History of Services Golf Club
Services Golf Club was officially formed in 1920 in the area between the Grand Magazine, Weskopies Asylum, the prison department and the artillery barracks of Pretoria. The course itself was characterised as being flat and unattractive having uneven rough and sandy greens with only six holes available for play. The course was known as the “prison course”, but was later abandoned in favour of the “Robert Heights” course.
In 1924 Maj K. van der Spuy, with the help of other officers, set out to find a new location for the Robert Heights Garrison course. They sought to find a terrain that was both undulating and flat enough to lay a nine-hole course. The area that would be chosen for the new course was just north east of the Military College and below Command House. This area was however occupied by Sir Pierre van Ryneveldt with part of the area used for British troops after the Anglo-Boer war as a race course and gymkhana. This location was rocky, overgrown and somewhat a marsh with a stream running through the middle of the property.

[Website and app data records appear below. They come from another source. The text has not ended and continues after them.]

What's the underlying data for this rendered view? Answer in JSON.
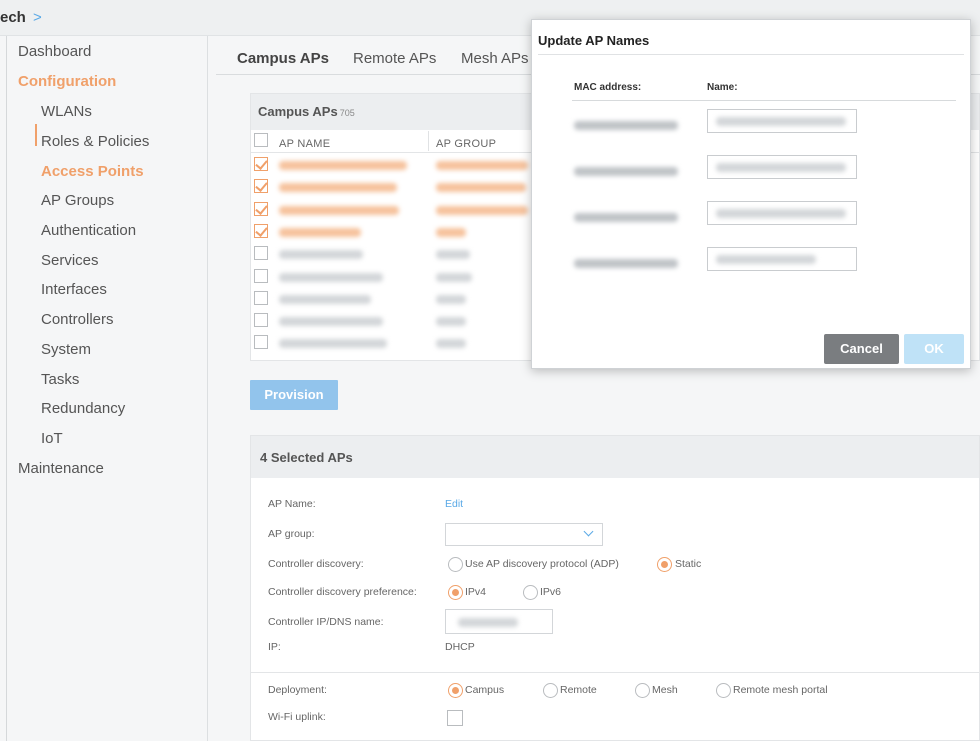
{
  "breadcrumb": {
    "text": "ech",
    "arrow": ">"
  },
  "sidebar": {
    "items": [
      {
        "label": "Dashboard"
      },
      {
        "label": "Configuration"
      },
      {
        "label": "WLANs"
      },
      {
        "label": "Roles & Policies"
      },
      {
        "label": "Access Points"
      },
      {
        "label": "AP Groups"
      },
      {
        "label": "Authentication"
      },
      {
        "label": "Services"
      },
      {
        "label": "Interfaces"
      },
      {
        "label": "Controllers"
      },
      {
        "label": "System"
      },
      {
        "label": "Tasks"
      },
      {
        "label": "Redundancy"
      },
      {
        "label": "IoT"
      },
      {
        "label": "Maintenance"
      }
    ]
  },
  "tabs": [
    {
      "label": "Campus APs"
    },
    {
      "label": "Remote APs"
    },
    {
      "label": "Mesh APs"
    }
  ],
  "campus_panel": {
    "title": "Campus APs",
    "count": "705",
    "columns": [
      "AP NAME",
      "AP GROUP"
    ],
    "rows_checked": [
      true,
      true,
      true,
      true,
      false,
      false,
      false,
      false,
      false
    ]
  },
  "provision_button": "Provision",
  "selected_panel": {
    "title": "4 Selected APs",
    "fields": {
      "ap_name_label": "AP Name:",
      "ap_name_edit": "Edit",
      "ap_group_label": "AP group:",
      "discovery_label": "Controller discovery:",
      "discovery_adp": "Use AP discovery protocol (ADP)",
      "discovery_static": "Static",
      "pref_label": "Controller discovery preference:",
      "pref_ipv4": "IPv4",
      "pref_ipv6": "IPv6",
      "ctrl_ip_label": "Controller IP/DNS name:",
      "ip_label": "IP:",
      "ip_value": "DHCP",
      "deployment_label": "Deployment:",
      "dep_campus": "Campus",
      "dep_remote": "Remote",
      "dep_mesh": "Mesh",
      "dep_rmp": "Remote mesh portal",
      "uplink_label": "Wi-Fi uplink:"
    }
  },
  "modal": {
    "title": "Update AP Names",
    "col_mac": "MAC address:",
    "col_name": "Name:",
    "cancel": "Cancel",
    "ok": "OK"
  },
  "colors": {
    "accent": "#f0a06a",
    "link": "#5aa9e6",
    "primary_button": "#92c4ec"
  }
}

With the help of Dave Guthrie, the professional at Pretoria Gold Club, the area was developed and designed bearing the name of Robert Heights Golf Club. Manual labour was used in order to remove rocks and thatch grass being cut away as the course slowly too shape. The first clubhouse was a corrugated iron and wooden building that had a veranda for players to sit and eat or drink tea. Beverages had to be brought to the club by players as there was no restaurant available at the time. In addition, the club was not managed and served merely as a practice course with a majority of golf played at Irene Country Club, Pretoria Country Club, Pretoria Golf Club and Zwartkop Country Club.
In 1928, Lt Strauss set about improving the conditioning of the course and soon the present day course’s foundations were laid. The club approached the nearby prison to supply convicts to remove weeds and hand cut the long grasses. Ox-drawn mowers from the nearby airfield were used to cut the fairways. Lt Tasker and cadet pilots from the air force base worked on the course when they were not flying, trying to improve the course step by step. The famous golf architect Robert Grimsdell was consulted where he approved the work Lt Tasker and his team had achieved but recommended that the local “kweek” grass be replaced with Bradley grass. Finance was a problem since there was no membership- or playing fees at the time. Grants were however provided from time to time by the Regimental fund. Donations were sometimes given to the club by private firms and competitions held in order to increase the income of the club.

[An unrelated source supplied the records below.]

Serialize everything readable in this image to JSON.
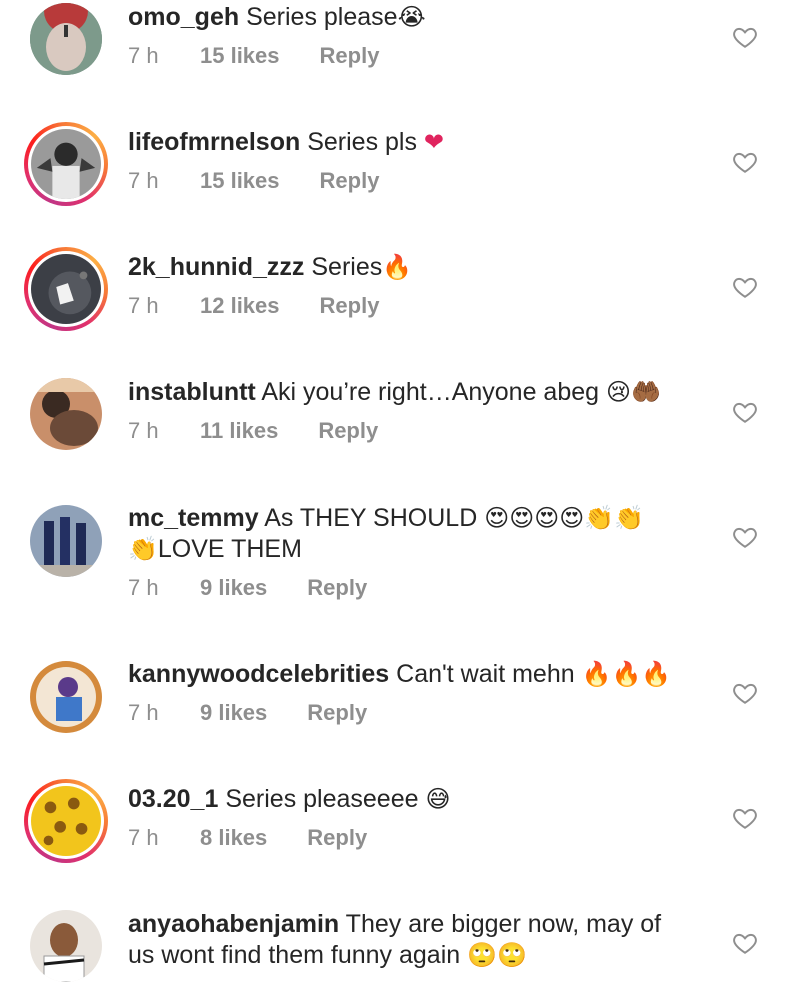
{
  "colors": {
    "text": "#262626",
    "meta": "#8e8e8e",
    "ring_start": "#c13584",
    "ring_end": "#fcaf45"
  },
  "comments": [
    {
      "username": "omo_geh",
      "text": "Series please",
      "emoji": "😭",
      "time": "7 h",
      "likes": "15 likes",
      "reply": "Reply"
    },
    {
      "username": "lifeofmrnelson",
      "text": "Series pls",
      "emoji": "❤",
      "time": "7 h",
      "likes": "15 likes",
      "reply": "Reply"
    },
    {
      "username": "2k_hunnid_zzz",
      "text": "Series",
      "emoji": "🔥",
      "time": "7 h",
      "likes": "12 likes",
      "reply": "Reply"
    },
    {
      "username": "instabluntt",
      "text": "Aki you’re right…Anyone abeg",
      "emoji": "😢🤲🏾",
      "time": "7 h",
      "likes": "11 likes",
      "reply": "Reply"
    },
    {
      "username": "mc_temmy",
      "text": "As THEY SHOULD",
      "emoji": "😍😍😍😍👏👏",
      "text2_emoji": "👏",
      "text2": "LOVE THEM",
      "time": "7 h",
      "likes": "9 likes",
      "reply": "Reply"
    },
    {
      "username": "kannywoodcelebrities",
      "text": "Can't wait mehn",
      "emoji": "🔥🔥🔥",
      "time": "7 h",
      "likes": "9 likes",
      "reply": "Reply"
    },
    {
      "username": "03.20_1",
      "text": "Series pleaseeee",
      "emoji": "😅",
      "time": "7 h",
      "likes": "8 likes",
      "reply": "Reply"
    },
    {
      "username": "anyaohabenjamin",
      "text": "They are bigger now, may of",
      "text2": "us wont find them funny again",
      "text2_emoji_after": "🙄🙄",
      "time": "",
      "likes": "",
      "reply": ""
    }
  ]
}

In 1946 Maj Mouton decided to bring up the expenditure of the golf course from a nine-hole to eighteen-hole course. The area for the expansion was just east of the then present course known as “the camp” that was occupied by the SA Engineers Corps. As soon as the course was finally completed and upgraded membership steadily started to expand with further applications received from police and prison members to join the golf club. In 1959 the expansion of the army’s gymnasium threatened to takeover five holes of the first nine holes that would result in the course having to become a nine-hole course again. The minister at the time, who had no interest in golf even instructed that all civilian membership be cancelled which eventually resulted in a 30% drop in membership.
1960 saw a change in routing of the course and the construction new holes to accommodate the reopening of holes number 2, 4, 5, 6 and 7 in order for the course to be played as full eighteen holes again. In 1965 an idea was generated that the SADF, SA Police and Prison departments form a Services Country Club that would raise funds for expansion of existing facilities at the time. In 1967 a committee was formed and a memorandum proposed which was later approved by the minister of defence and in 1969 Services Country Club came into existence.
In 1974 a decision was taken that the club would simply concentrate on golf, forcing the tennis courts next to the tenth fairway to become abandoned. In 1984 the course had a healthy income seeing major renovations being done to the clubhouse and the building of the ladies’ locker rooms. In 1994 it was decided that the club be opened up to the public further increasing the membership and traffic at the golf club. The club is still a very popular golf destination for all golfers today.